> **Task objective**: Check each line of the material, and show the ones that include the word "SendMailSchedule".

> **Supplied data**:
-------------------------
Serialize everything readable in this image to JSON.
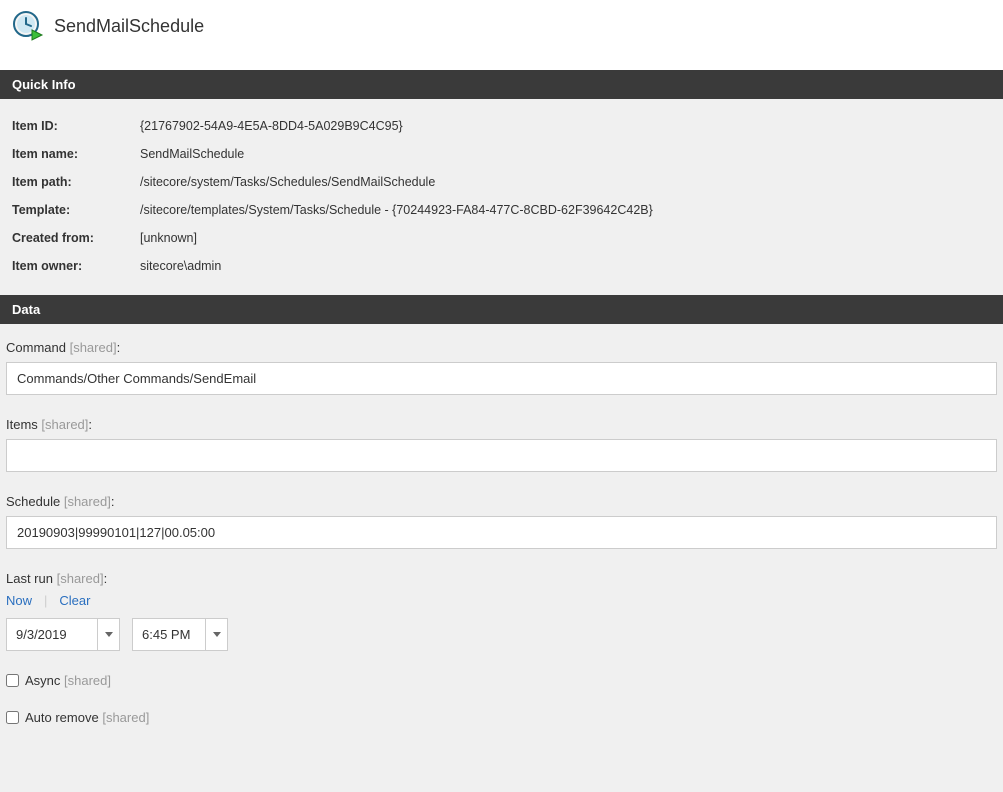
{
  "header": {
    "title": "SendMailSchedule"
  },
  "sections": {
    "quickinfo_title": "Quick Info",
    "data_title": "Data"
  },
  "quickinfo": {
    "rows": [
      {
        "label": "Item ID:",
        "value": "{21767902-54A9-4E5A-8DD4-5A029B9C4C95}"
      },
      {
        "label": "Item name:",
        "value": "SendMailSchedule"
      },
      {
        "label": "Item path:",
        "value": "/sitecore/system/Tasks/Schedules/SendMailSchedule"
      },
      {
        "label": "Template:",
        "value": "/sitecore/templates/System/Tasks/Schedule - {70244923-FA84-477C-8CBD-62F39642C42B}"
      },
      {
        "label": "Created from:",
        "value": "[unknown]"
      },
      {
        "label": "Item owner:",
        "value": "sitecore\\admin"
      }
    ]
  },
  "fields": {
    "shared_tag": "[shared]",
    "command": {
      "label": "Command",
      "value": "Commands/Other Commands/SendEmail"
    },
    "items": {
      "label": "Items",
      "value": ""
    },
    "schedule": {
      "label": "Schedule",
      "value": "20190903|99990101|127|00.05:00"
    },
    "lastrun": {
      "label": "Last run",
      "now": "Now",
      "clear": "Clear",
      "date": "9/3/2019",
      "time": "6:45 PM"
    },
    "async": {
      "label": "Async",
      "checked": false
    },
    "autoremove": {
      "label": "Auto remove",
      "checked": false
    }
  }
}
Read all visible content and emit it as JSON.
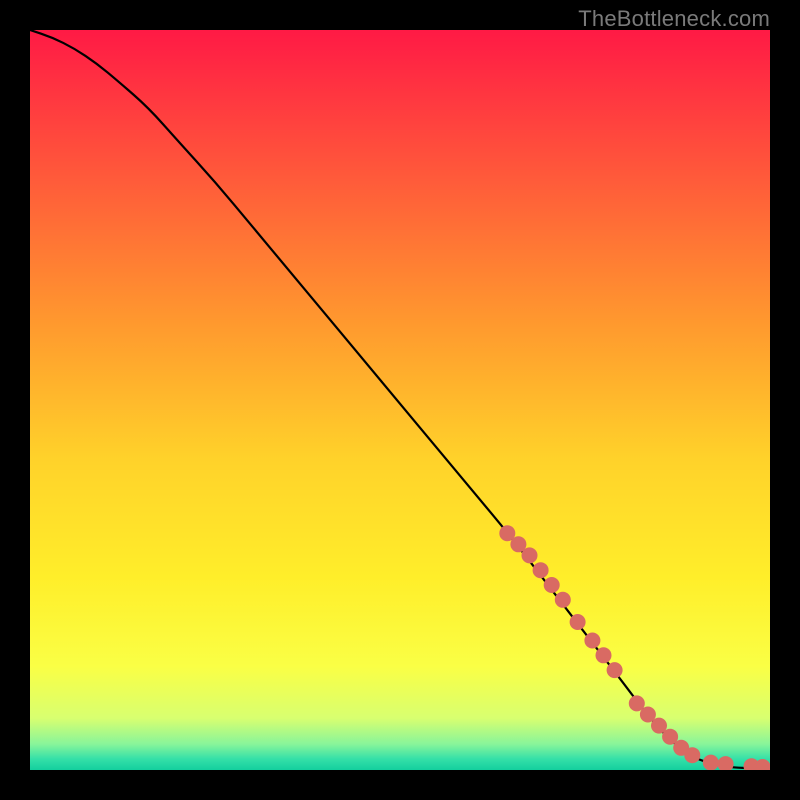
{
  "watermark": "TheBottleneck.com",
  "chart_data": {
    "type": "line",
    "title": "",
    "xlabel": "",
    "ylabel": "",
    "xlim": [
      0,
      100
    ],
    "ylim": [
      0,
      100
    ],
    "grid": false,
    "legend": false,
    "gradient_stops": [
      {
        "pos": 0.0,
        "color": "#ff1a45"
      },
      {
        "pos": 0.2,
        "color": "#ff5a3a"
      },
      {
        "pos": 0.4,
        "color": "#ff9a2e"
      },
      {
        "pos": 0.58,
        "color": "#ffd22a"
      },
      {
        "pos": 0.74,
        "color": "#ffee2a"
      },
      {
        "pos": 0.86,
        "color": "#faff45"
      },
      {
        "pos": 0.93,
        "color": "#d8ff70"
      },
      {
        "pos": 0.965,
        "color": "#88f59a"
      },
      {
        "pos": 0.985,
        "color": "#35e0a8"
      },
      {
        "pos": 1.0,
        "color": "#13cf9e"
      }
    ],
    "curve": {
      "name": "bottleneck-curve",
      "x": [
        0,
        3,
        6,
        9,
        12,
        16,
        20,
        25,
        30,
        35,
        40,
        45,
        50,
        55,
        60,
        65,
        70,
        75,
        80,
        83,
        86,
        89,
        92,
        95,
        100
      ],
      "y": [
        100,
        99,
        97.5,
        95.5,
        93,
        89.5,
        85,
        79.5,
        73.5,
        67.5,
        61.5,
        55.5,
        49.5,
        43.5,
        37.5,
        31.5,
        25,
        18.5,
        12,
        8,
        4.5,
        2,
        0.8,
        0.3,
        0.2
      ]
    },
    "markers": {
      "name": "highlight-points",
      "color": "#d96a63",
      "radius_px": 8,
      "x": [
        64.5,
        66,
        67.5,
        69,
        70.5,
        72,
        74,
        76,
        77.5,
        79,
        82,
        83.5,
        85,
        86.5,
        88,
        89.5,
        92,
        94,
        97.5,
        99
      ],
      "y": [
        32,
        30.5,
        29,
        27,
        25,
        23,
        20,
        17.5,
        15.5,
        13.5,
        9,
        7.5,
        6,
        4.5,
        3,
        2,
        1,
        0.8,
        0.5,
        0.4
      ]
    }
  }
}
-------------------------
> **Task response**:
    "title": "SendMailSchedule"
        "value": "SendMailSchedule"
        "value": "/sitecore/system/Tasks/Schedules/SendMailSchedule"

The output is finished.